Directions for this task |
In full and exactly, reproduce the entries below, but omit the pictures.
##### Stored data #####
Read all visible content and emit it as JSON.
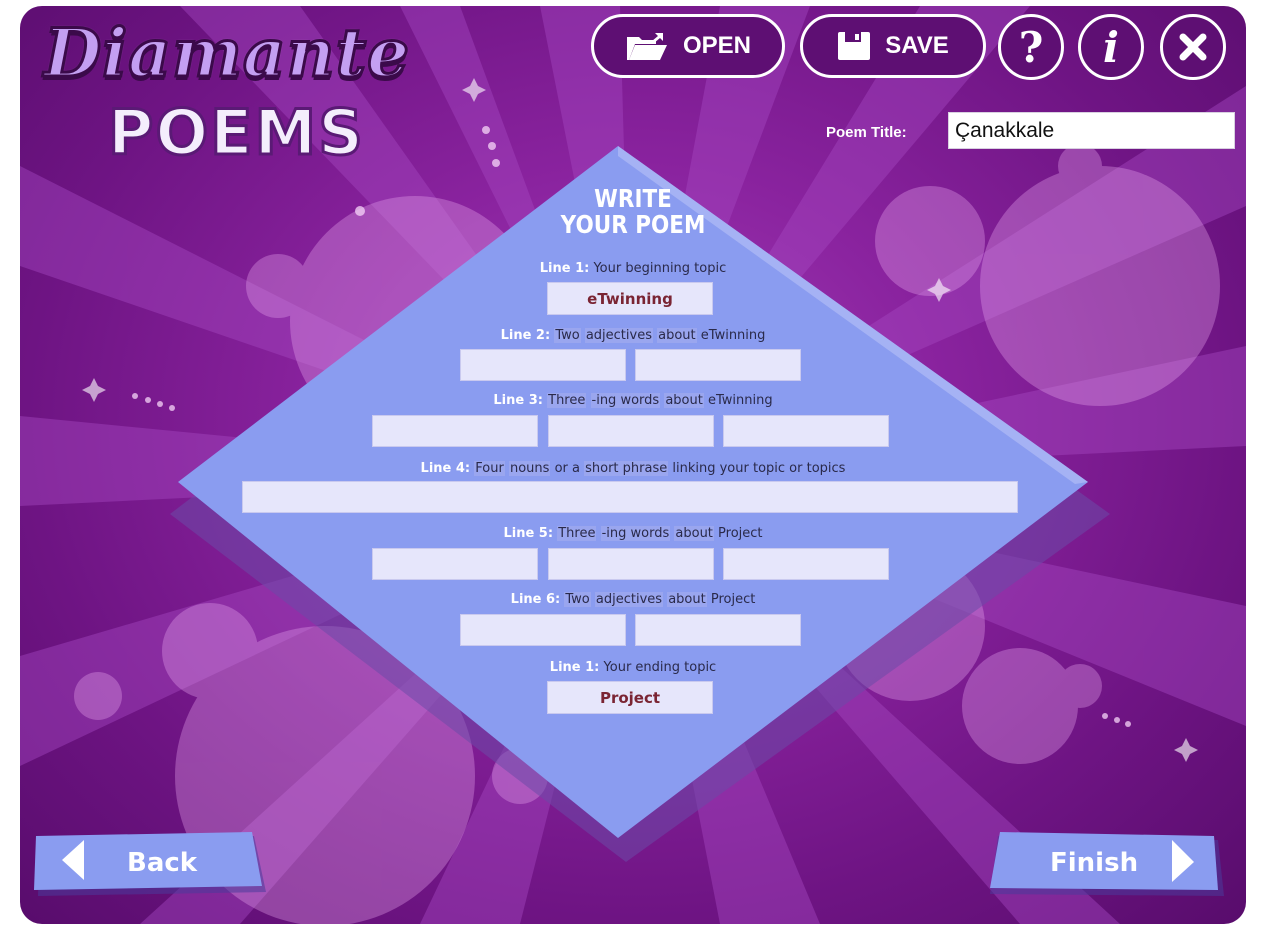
{
  "app": {
    "logo_line1": "Diamante",
    "logo_line2": "POEMS"
  },
  "toolbar": {
    "open_label": "OPEN",
    "save_label": "SAVE",
    "help_label": "?",
    "info_label": "i"
  },
  "poem_title": {
    "label": "Poem Title:",
    "value": "Çanakkale"
  },
  "form": {
    "heading_line1": "WRITE",
    "heading_line2": "YOUR POEM",
    "line1": {
      "num": "Line 1:",
      "text": "Your beginning topic",
      "value": "eTwinning"
    },
    "line2": {
      "num": "Line 2:",
      "w1": "Two",
      "w2": "adjectives",
      "w3": "about",
      "w4": "eTwinning"
    },
    "line3": {
      "num": "Line 3:",
      "w1": "Three",
      "w2": "-ing words",
      "w3": "about",
      "w4": "eTwinning"
    },
    "line4": {
      "num": "Line 4:",
      "w1": "Four",
      "w2": "nouns",
      "w3": "or a",
      "w4": "short phrase",
      "w5": "linking your topic or topics"
    },
    "line5": {
      "num": "Line 5:",
      "w1": "Three",
      "w2": "-ing words",
      "w3": "about",
      "w4": "Project"
    },
    "line6": {
      "num": "Line 6:",
      "w1": "Two",
      "w2": "adjectives",
      "w3": "about",
      "w4": "Project"
    },
    "line7": {
      "num": "Line 1:",
      "text": "Your ending topic",
      "value": "Project"
    }
  },
  "nav": {
    "back_label": "Back",
    "finish_label": "Finish"
  },
  "colors": {
    "background": "#7d1b93",
    "diamond": "#8a9cf0",
    "input": "#e6e6fb",
    "nav_button": "#8a9cf0",
    "topic_text": "#7a2433"
  },
  "icons": [
    "folder-icon",
    "floppy-disk-icon",
    "help-icon",
    "info-icon",
    "close-icon",
    "arrow-left-icon",
    "arrow-right-icon"
  ]
}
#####
Exercise result |
Read all visible content and emit it as JSON.
{
  "app": {
    "logo_line1": "Diamante",
    "logo_line2": "POEMS"
  },
  "toolbar": {
    "open_label": "OPEN",
    "save_label": "SAVE",
    "help_label": "?",
    "info_label": "i"
  },
  "poem_title": {
    "label": "Poem Title:",
    "value": "Çanakkale"
  },
  "form": {
    "heading_line1": "WRITE",
    "heading_line2": "YOUR POEM",
    "line1": {
      "num": "Line 1:",
      "text": "Your beginning topic",
      "value": "eTwinning"
    },
    "line2": {
      "num": "Line 2:",
      "w1": "Two",
      "w2": "adjectives",
      "w3": "about",
      "w4": "eTwinning"
    },
    "line3": {
      "num": "Line 3:",
      "w1": "Three",
      "w2": "-ing words",
      "w3": "about",
      "w4": "eTwinning"
    },
    "line4": {
      "num": "Line 4:",
      "w1": "Four",
      "w2": "nouns",
      "w3": "or a",
      "w4": "short phrase",
      "w5": "linking your topic or topics"
    },
    "line5": {
      "num": "Line 5:",
      "w1": "Three",
      "w2": "-ing words",
      "w3": "about",
      "w4": "Project"
    },
    "line6": {
      "num": "Line 6:",
      "w1": "Two",
      "w2": "adjectives",
      "w3": "about",
      "w4": "Project"
    },
    "line7": {
      "num": "Line 1:",
      "text": "Your ending topic",
      "value": "Project"
    }
  },
  "nav": {
    "back_label": "Back",
    "finish_label": "Finish"
  },
  "colors": {
    "background": "#7d1b93",
    "diamond": "#8a9cf0",
    "input": "#e6e6fb",
    "nav_button": "#8a9cf0",
    "topic_text": "#7a2433"
  },
  "icons": [
    "folder-icon",
    "floppy-disk-icon",
    "help-icon",
    "info-icon",
    "close-icon",
    "arrow-left-icon",
    "arrow-right-icon"
  ]
}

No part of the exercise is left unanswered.